-- Work required --
Your answer should consist of each line below that contains the string "date".

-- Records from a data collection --
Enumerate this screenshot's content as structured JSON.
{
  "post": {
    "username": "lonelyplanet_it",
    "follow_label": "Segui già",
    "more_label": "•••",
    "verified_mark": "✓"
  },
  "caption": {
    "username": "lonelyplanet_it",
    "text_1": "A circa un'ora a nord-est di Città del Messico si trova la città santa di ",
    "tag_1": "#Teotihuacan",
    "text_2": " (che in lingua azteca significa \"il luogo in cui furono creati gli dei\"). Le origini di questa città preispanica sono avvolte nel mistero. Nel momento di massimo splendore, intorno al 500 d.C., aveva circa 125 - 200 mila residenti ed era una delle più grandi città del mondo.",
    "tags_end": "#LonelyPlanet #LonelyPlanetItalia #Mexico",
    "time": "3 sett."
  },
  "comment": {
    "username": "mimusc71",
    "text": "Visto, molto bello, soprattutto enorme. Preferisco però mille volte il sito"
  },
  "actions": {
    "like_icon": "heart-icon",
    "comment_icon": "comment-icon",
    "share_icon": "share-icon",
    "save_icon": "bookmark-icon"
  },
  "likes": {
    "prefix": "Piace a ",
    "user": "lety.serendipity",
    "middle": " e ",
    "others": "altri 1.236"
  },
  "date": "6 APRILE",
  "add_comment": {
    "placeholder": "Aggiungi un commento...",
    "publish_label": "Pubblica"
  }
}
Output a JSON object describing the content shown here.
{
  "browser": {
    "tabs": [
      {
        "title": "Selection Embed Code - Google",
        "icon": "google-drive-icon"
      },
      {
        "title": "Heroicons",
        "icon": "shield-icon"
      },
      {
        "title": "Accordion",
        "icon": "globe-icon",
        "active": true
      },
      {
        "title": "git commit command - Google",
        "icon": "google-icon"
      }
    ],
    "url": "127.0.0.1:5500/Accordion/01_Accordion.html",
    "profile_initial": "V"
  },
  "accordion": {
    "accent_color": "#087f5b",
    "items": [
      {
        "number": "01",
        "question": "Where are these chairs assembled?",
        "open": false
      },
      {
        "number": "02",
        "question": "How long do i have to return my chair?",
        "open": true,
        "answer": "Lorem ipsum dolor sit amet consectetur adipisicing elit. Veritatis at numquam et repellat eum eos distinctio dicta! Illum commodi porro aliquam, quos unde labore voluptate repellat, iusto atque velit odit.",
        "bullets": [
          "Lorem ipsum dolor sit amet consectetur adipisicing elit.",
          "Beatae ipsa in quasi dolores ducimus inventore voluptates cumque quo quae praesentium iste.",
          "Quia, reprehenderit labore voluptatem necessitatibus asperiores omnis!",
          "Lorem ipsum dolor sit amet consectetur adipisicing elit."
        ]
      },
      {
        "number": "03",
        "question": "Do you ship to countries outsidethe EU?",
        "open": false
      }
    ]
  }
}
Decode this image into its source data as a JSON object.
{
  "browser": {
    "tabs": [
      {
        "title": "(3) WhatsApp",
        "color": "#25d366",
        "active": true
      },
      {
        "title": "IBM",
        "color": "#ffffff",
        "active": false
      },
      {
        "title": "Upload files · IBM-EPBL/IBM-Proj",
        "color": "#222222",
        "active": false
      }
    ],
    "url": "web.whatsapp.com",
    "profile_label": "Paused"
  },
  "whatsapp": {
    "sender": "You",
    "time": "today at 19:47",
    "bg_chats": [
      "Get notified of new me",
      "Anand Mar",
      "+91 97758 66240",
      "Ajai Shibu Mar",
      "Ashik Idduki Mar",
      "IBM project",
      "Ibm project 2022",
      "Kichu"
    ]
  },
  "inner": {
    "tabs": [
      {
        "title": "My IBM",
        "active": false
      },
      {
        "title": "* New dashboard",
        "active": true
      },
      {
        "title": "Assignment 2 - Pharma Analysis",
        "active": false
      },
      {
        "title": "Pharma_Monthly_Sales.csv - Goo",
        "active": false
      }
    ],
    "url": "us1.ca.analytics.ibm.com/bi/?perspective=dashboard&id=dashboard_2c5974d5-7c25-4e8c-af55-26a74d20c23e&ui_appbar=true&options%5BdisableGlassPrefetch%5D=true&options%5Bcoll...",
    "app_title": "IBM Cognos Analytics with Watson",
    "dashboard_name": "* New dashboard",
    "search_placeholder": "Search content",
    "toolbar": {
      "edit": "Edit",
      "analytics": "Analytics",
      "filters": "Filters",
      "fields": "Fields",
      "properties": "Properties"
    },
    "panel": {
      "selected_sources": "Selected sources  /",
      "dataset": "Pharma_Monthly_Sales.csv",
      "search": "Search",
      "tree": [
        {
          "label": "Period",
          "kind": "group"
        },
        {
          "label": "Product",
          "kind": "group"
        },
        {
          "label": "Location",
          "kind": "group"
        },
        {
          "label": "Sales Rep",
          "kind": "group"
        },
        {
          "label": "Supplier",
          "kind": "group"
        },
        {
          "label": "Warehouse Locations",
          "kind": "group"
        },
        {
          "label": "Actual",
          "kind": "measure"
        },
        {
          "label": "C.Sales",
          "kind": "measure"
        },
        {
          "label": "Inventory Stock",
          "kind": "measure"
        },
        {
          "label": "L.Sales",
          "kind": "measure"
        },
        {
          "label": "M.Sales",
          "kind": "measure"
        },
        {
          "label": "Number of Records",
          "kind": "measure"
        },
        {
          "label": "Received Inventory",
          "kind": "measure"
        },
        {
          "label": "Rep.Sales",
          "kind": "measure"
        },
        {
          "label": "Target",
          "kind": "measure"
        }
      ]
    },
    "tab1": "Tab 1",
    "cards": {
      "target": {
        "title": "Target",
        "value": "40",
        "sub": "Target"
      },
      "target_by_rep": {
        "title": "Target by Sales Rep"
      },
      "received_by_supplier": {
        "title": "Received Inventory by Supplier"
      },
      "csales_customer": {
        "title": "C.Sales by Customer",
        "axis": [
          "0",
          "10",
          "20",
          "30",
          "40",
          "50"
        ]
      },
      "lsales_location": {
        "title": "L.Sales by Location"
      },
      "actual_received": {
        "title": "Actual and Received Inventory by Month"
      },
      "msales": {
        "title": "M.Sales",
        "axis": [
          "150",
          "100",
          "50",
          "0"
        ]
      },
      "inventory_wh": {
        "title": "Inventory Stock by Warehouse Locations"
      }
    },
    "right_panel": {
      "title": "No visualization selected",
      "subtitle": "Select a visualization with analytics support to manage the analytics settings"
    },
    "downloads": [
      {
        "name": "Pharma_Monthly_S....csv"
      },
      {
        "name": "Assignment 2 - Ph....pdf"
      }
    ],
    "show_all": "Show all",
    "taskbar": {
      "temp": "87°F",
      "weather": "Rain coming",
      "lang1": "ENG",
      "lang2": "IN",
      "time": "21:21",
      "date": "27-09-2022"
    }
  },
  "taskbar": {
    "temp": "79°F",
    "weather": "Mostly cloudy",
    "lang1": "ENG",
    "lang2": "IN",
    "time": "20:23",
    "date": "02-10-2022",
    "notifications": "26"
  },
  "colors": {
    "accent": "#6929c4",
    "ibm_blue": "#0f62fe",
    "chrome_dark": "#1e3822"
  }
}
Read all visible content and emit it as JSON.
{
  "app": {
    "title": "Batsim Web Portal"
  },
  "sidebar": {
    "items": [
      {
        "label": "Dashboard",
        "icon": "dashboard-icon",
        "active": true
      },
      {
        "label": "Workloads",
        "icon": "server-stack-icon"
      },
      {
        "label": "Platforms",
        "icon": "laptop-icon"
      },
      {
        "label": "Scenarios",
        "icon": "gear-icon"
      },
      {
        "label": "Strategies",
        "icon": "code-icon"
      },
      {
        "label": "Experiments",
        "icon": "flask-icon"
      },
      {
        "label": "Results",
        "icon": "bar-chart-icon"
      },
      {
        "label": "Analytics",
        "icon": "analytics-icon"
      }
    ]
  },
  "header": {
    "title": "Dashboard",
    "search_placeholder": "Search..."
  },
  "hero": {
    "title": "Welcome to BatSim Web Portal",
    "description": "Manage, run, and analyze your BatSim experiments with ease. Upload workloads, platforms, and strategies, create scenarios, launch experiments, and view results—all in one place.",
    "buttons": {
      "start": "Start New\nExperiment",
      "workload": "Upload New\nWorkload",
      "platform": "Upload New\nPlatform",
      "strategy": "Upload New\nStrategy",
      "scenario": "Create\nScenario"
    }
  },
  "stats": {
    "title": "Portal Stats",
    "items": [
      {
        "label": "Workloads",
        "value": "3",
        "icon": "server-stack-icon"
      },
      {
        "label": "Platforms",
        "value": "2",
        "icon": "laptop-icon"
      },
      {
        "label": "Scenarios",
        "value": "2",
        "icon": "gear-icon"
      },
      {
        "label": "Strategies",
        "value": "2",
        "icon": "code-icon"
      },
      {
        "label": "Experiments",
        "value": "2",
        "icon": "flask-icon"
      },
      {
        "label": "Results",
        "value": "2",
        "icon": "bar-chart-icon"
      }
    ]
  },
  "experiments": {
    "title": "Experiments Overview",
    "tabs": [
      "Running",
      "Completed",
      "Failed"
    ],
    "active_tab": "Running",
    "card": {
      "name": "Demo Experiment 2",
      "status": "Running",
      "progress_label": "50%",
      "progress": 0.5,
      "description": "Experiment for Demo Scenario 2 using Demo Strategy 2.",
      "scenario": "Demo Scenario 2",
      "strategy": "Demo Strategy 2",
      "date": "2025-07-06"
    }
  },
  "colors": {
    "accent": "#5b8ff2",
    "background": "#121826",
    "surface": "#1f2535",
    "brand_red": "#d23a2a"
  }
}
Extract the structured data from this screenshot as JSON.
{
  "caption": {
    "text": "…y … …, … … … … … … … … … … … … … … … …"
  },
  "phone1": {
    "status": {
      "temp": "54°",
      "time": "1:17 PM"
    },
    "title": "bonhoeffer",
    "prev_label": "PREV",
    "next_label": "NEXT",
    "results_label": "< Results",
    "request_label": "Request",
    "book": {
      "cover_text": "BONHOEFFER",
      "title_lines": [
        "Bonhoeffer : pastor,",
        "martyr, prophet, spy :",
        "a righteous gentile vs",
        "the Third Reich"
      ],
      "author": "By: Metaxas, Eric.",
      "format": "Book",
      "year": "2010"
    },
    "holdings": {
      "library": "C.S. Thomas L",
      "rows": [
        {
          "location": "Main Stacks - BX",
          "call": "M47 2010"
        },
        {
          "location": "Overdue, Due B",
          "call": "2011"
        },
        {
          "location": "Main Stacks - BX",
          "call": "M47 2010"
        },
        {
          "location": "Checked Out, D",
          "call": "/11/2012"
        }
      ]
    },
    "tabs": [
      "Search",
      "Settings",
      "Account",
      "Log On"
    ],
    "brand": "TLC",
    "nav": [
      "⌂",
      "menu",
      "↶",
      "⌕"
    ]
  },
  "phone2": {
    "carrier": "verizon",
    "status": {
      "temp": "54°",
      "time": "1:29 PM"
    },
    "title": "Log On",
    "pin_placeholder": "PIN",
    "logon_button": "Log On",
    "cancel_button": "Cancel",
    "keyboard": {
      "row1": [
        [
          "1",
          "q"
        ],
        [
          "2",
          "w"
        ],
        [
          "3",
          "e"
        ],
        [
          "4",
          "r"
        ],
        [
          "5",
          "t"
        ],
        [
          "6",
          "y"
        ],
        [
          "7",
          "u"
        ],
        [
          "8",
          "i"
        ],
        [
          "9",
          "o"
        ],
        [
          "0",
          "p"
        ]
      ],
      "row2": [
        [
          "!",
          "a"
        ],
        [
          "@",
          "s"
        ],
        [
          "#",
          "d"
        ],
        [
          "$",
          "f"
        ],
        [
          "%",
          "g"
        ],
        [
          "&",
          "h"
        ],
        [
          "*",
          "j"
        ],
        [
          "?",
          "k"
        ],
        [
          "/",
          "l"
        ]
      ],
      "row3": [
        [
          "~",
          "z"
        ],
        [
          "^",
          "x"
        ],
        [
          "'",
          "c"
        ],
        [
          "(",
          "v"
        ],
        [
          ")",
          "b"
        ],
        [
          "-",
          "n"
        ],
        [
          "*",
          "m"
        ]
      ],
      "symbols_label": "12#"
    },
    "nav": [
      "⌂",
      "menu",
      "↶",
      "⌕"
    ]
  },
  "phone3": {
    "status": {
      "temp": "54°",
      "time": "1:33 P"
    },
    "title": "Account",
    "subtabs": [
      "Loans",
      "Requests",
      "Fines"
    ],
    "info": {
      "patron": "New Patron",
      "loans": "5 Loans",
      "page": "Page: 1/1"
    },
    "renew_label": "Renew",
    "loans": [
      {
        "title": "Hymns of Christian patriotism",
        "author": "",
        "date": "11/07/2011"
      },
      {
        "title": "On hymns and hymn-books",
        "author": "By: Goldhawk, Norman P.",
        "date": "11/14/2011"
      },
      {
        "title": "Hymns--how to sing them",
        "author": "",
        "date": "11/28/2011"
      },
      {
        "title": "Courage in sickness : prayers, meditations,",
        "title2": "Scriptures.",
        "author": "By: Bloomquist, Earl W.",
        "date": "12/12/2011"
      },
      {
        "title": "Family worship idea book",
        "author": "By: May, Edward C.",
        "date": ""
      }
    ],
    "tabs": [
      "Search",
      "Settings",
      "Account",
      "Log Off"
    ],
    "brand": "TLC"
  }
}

-- Exercise answer --
  "date": "6 APRILE",
      "date": "27-09-2022"
    "date": "02-10-2022",
      "date": "2025-07-06"
        "date": "11/07/2011"
        "date": "11/14/2011"
        "date": "11/28/2011"
        "date": "12/12/2011"
        "date": ""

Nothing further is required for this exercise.